Also on Facebook and Twitter. Résonance/Mouvements was bought at the Harmonia Mundi boutique in Marseille and The Crisis of the Modern World was bought online. Any copyrighted material on these pages is included as "fair use", for the purpose of study, review or critical analysis only, and will be removed at the request of copyright owner(s). Report broken links, missing images and errors to - overgrownpath at hotmail dot co dot uk

2 comments:

Pliable said...

Diane Bennett O'Callaghan has commented via Facebook:

Never thought I'd live to see quantum entanglement get its due - and in the Arts, yet!

http://www.facebook.com/overgrownpath/posts/186630974698397

mrG said...

heh ... quantum entanglement isn't really needed, the Hammeroff-Penrose Orchestrated Objective Reduction (Orch-OR) theory of consciousness will do, given research that also shows musical ensemble work will synchronize mental states between performers; if, as is seen in the neighbouring instruments (adjascent reeds will sympathetically sync like metronomes on a a skateboard) the cognitive collapse rates phase-lock, the each member in the ensemble would generate a quantum Orch-OR wave that adds by the wave-power equations (exponentially, not additively, hence why Lasers work) to emit a cognitive resonance that will fall off by the distance squared. Thus adding microphones to a performance doesn't really 'reach' any more people than without.

So why then do people like recordings and amplified concerts at all? I hear you ask :) Same reason we can watch Humphrey Bogart in black and white and never be bothered by the greyness of his skin or the flatness of his image; those of us with experience with the Real Thing simply imagine the missing bits, and the less work we need do to imagine the lost data, the less 'warm' the medium becomes (now THERE is a true McLuhanism for you!) which in itself may explain why extreme audiophiles tend to be cold and analytical about their listening :)

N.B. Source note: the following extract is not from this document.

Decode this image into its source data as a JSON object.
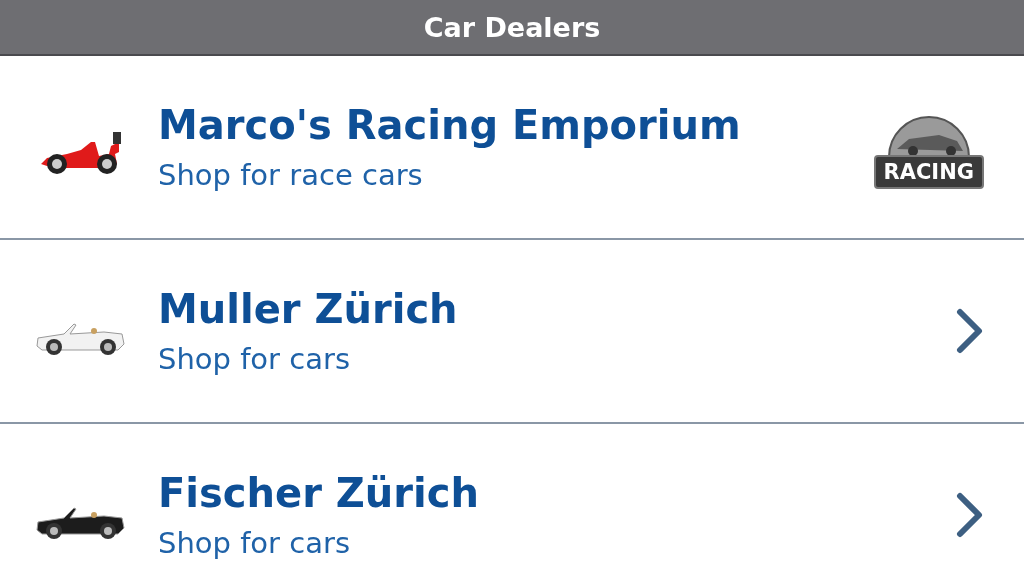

The whole-system view is, of course, the only sane view, yet it is the view the concert promoters refuse to acknowledge because they themselves never go to these shows, they don't even know one artist from the next half the time, its just their business to sell units, be they flat bits of plastic or bums in seats. But given the vectors all over the room, from player to audience, but also player to player, audience to audience, people to room, all things every musician knows as true, if we could express the beauty and power of all that in our marketing, that sense that Cage called "an environment for self-discovery" (which is not 'self-actualization') then do you think maybe then people might want to come out of fear they may miss something their dreary lives desperately need?